* Stored data:

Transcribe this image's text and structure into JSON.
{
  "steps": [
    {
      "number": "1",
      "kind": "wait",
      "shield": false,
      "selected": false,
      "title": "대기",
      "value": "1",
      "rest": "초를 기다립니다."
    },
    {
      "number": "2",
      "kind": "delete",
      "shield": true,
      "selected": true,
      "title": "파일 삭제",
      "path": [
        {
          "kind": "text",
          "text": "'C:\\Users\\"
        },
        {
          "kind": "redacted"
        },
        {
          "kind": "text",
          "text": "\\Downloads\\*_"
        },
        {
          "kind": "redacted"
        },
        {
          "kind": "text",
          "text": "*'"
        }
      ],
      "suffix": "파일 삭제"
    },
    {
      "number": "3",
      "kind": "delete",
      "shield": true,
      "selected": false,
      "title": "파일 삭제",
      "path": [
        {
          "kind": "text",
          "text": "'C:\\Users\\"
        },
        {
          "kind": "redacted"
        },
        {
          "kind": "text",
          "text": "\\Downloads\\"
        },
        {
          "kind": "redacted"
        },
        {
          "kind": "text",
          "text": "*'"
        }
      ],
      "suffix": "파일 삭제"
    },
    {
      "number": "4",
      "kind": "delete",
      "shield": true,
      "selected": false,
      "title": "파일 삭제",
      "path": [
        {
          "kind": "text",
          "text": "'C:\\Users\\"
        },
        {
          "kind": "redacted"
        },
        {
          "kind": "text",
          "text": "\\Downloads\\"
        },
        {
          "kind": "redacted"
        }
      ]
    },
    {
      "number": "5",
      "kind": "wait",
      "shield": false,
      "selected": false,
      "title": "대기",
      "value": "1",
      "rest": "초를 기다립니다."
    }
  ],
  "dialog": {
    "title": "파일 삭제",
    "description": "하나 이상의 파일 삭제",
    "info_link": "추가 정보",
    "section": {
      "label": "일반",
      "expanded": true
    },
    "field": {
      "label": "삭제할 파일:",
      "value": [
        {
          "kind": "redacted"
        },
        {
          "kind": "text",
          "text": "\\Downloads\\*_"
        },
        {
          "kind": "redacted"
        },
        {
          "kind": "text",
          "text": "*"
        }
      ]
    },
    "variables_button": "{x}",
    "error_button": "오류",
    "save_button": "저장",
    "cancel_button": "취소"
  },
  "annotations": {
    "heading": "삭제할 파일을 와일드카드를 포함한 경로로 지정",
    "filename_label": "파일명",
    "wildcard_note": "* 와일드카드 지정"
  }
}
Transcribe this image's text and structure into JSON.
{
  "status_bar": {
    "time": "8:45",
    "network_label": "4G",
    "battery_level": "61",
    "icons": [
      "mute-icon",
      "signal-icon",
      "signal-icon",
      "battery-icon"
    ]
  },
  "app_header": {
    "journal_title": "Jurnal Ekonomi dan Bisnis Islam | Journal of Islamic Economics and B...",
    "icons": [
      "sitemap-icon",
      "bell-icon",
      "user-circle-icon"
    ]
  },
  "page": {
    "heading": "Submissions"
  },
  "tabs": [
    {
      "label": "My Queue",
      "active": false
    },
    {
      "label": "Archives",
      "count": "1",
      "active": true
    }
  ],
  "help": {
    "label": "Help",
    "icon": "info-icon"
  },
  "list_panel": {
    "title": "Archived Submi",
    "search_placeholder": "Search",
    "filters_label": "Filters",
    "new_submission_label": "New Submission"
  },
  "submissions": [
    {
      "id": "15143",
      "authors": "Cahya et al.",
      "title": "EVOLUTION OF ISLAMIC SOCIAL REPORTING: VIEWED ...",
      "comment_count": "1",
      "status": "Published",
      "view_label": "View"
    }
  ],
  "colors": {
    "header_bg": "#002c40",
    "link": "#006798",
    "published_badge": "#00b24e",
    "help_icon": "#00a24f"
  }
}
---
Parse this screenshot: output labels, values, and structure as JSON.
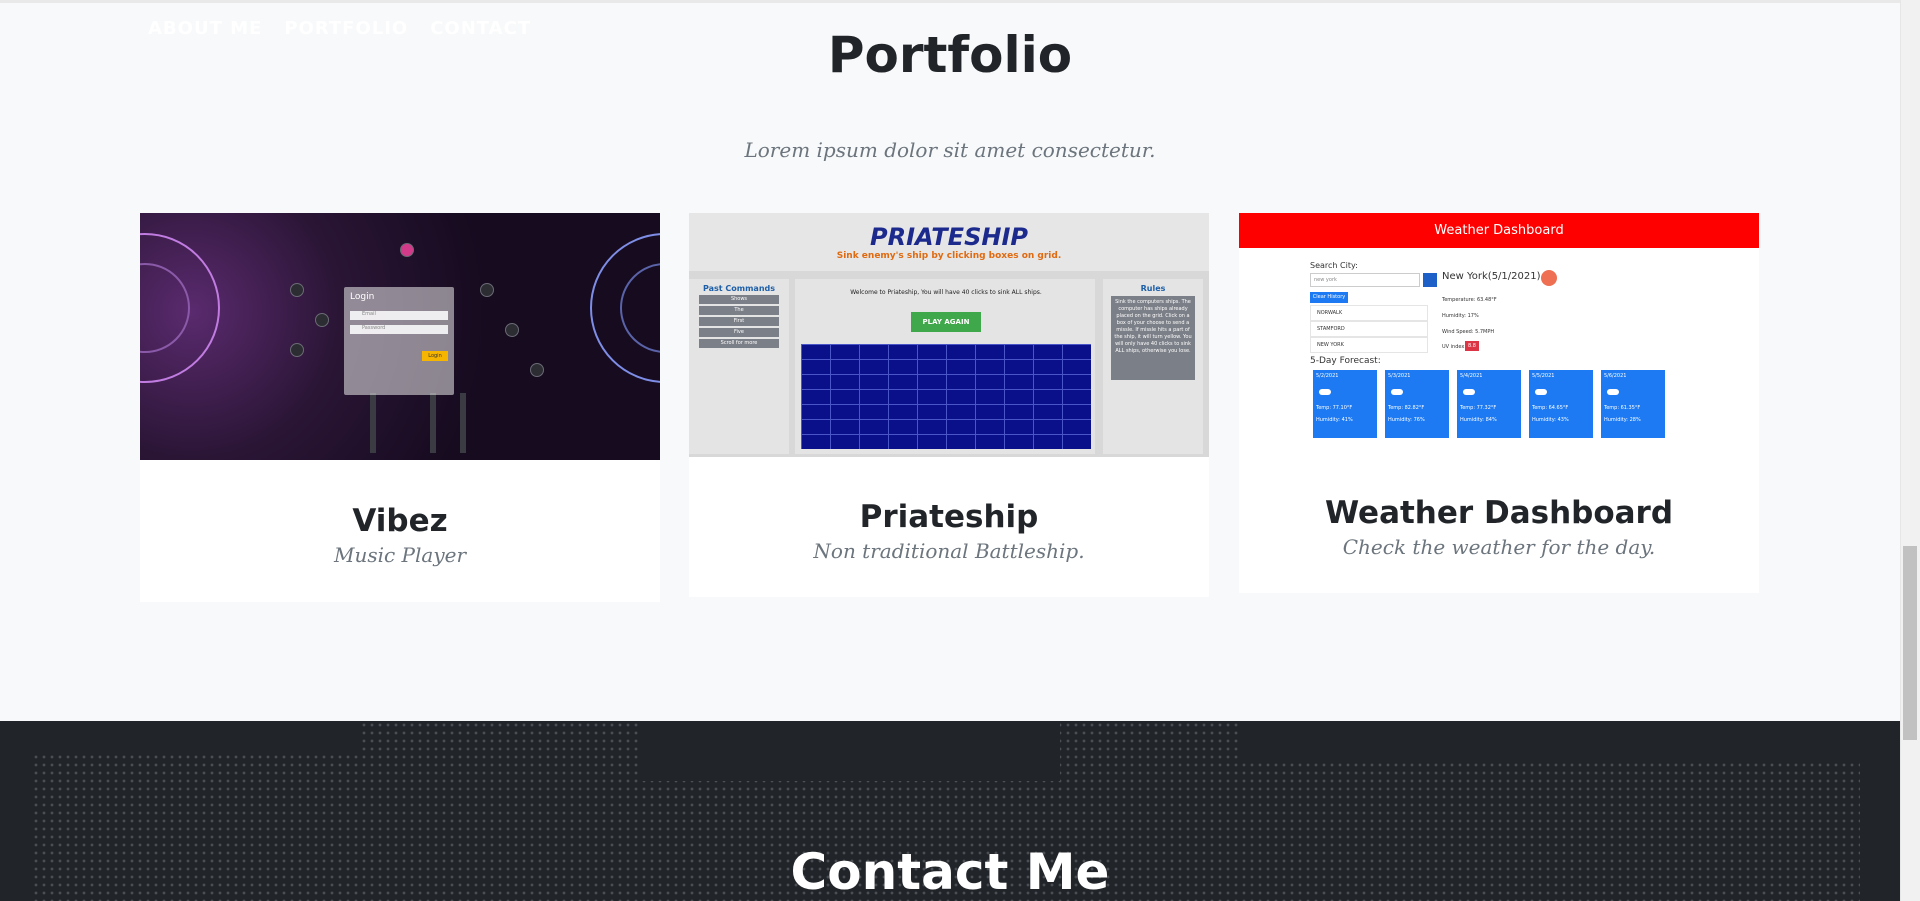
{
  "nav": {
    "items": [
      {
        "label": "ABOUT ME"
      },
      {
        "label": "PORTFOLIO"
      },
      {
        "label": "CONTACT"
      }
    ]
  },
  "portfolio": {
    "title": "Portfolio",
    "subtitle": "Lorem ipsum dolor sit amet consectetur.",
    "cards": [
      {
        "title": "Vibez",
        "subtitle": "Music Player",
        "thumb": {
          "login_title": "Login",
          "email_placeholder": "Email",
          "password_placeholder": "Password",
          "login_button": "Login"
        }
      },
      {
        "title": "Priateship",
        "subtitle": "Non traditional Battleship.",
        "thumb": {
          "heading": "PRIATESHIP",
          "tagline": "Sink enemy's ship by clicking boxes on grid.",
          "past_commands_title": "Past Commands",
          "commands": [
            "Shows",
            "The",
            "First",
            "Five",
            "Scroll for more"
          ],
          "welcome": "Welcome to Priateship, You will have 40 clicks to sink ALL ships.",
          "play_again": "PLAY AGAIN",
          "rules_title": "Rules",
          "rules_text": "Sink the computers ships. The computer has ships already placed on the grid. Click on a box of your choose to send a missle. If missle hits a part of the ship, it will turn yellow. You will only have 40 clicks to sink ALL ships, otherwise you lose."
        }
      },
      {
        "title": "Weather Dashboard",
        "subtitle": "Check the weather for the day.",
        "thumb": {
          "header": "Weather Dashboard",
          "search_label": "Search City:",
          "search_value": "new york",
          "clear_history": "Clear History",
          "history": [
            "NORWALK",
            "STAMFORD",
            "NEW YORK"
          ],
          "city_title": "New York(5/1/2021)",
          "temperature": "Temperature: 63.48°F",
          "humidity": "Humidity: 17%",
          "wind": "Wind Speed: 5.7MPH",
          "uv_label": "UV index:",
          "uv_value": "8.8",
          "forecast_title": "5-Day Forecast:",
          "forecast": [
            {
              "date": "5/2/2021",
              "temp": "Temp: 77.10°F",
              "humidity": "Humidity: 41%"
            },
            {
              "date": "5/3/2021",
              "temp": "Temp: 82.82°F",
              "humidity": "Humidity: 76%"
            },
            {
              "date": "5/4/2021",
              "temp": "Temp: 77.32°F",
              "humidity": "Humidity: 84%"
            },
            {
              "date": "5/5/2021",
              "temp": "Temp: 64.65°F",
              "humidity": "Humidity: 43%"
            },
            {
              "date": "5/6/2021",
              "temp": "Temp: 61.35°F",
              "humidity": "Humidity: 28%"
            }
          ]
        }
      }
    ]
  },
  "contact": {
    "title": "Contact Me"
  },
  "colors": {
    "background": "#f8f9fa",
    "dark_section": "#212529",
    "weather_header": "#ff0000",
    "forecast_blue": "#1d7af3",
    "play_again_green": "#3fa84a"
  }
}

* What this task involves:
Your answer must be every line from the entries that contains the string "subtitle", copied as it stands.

* Answer to the problem:
    "subtitle": "Lorem ipsum dolor sit amet consectetur.",
        "subtitle": "Music Player",
        "subtitle": "Non traditional Battleship.",
        "subtitle": "Check the weather for the day.",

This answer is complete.